‘And it’s not just about counting tick boxes – what it has done is allowed patients to see an appropriate practitioner,’ added Dr Stretch.

His comments came as part of the committee’s investigation into the challenges faced within pharmacy across community, general practice and hospital settings.

And they followed an inquiry session with community pharmacy leaders, who once again sounded the alarm over the negative impact the ARRS scheme has had on the sector, and who argued the scheme should be opened up to community pharmacies.

While Dr Stretch later noted that funding for the ARRS scheme had been negotiated for within general practice, he said he would be ‘entirely content with the ARRS monies being used to deliver those services wherever is best to place them’.

During his evidence session, in which he sat alongside Royal Pharmaceutical Society director for England James Davies, Dr Stretch was asked about the ‘positives’ of pharmacists working within primary care settings.

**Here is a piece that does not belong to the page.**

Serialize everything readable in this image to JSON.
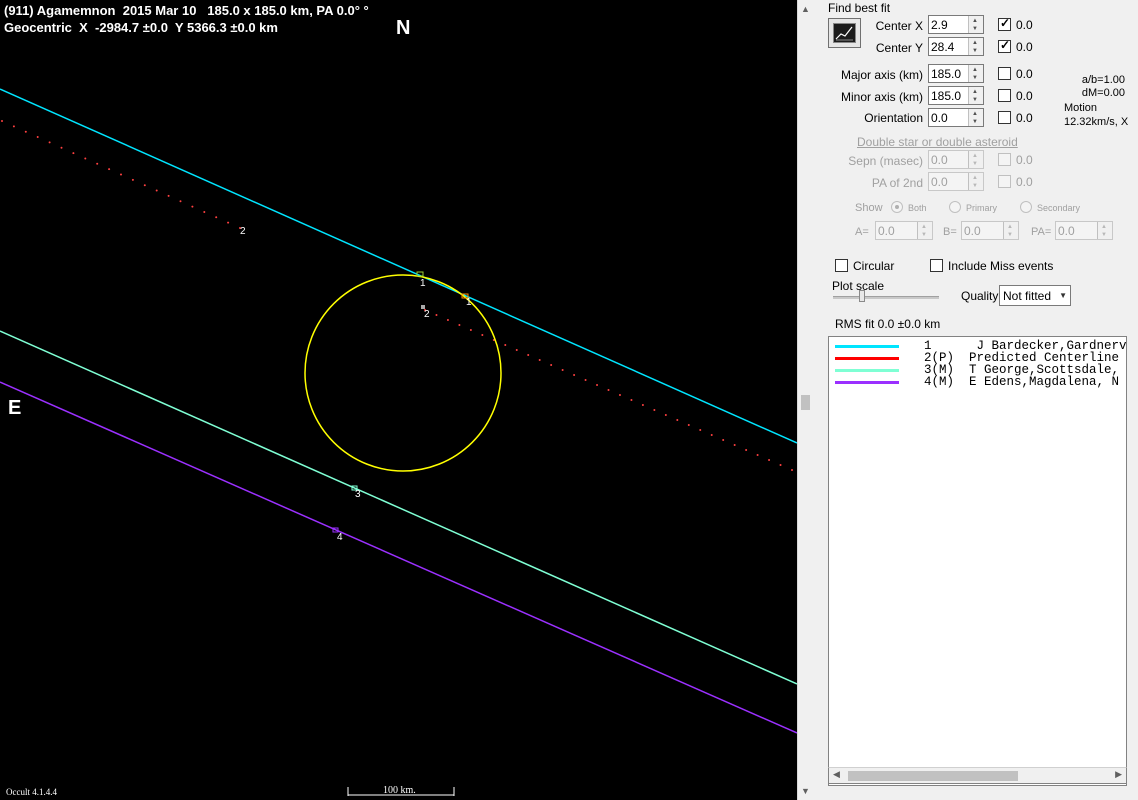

In response, he said it was about the ‘expertise and safety that we can deliver’ alongside ‘quality’.

According to Dr Stretch, there were around 7,000 pharmacists working in general practices in England, ‘delivering 2.8 million structured medication reviews’.

He cited examples of practice pharmacist helping to reduce opioid overuse – notably by 80% in Barrow in Cumbria and by 65% on the Norfolk coast.

‘[Pharmacists] are making huge differences to individual patients by concentrating on recognising those medicines most likely to cause harms,’ he told MPs.

Within his own service in West London, he said pharmacists had help reduce unplanned hospital admissions, the number of patients having to access end-of-life care in hospitals and overuse of broad-spectrum antibiotics.

‘We have absolutely moved general practice from being about doctors, to being about the team,’ said Dr Stretch.

The doctor may be seen as the ‘captain’ or the ‘conductor’, but it was about directing ‘patients towards the practitioner, towards the professional, that’s most able to have the expertise to deal with one particular issue is of concern to them’.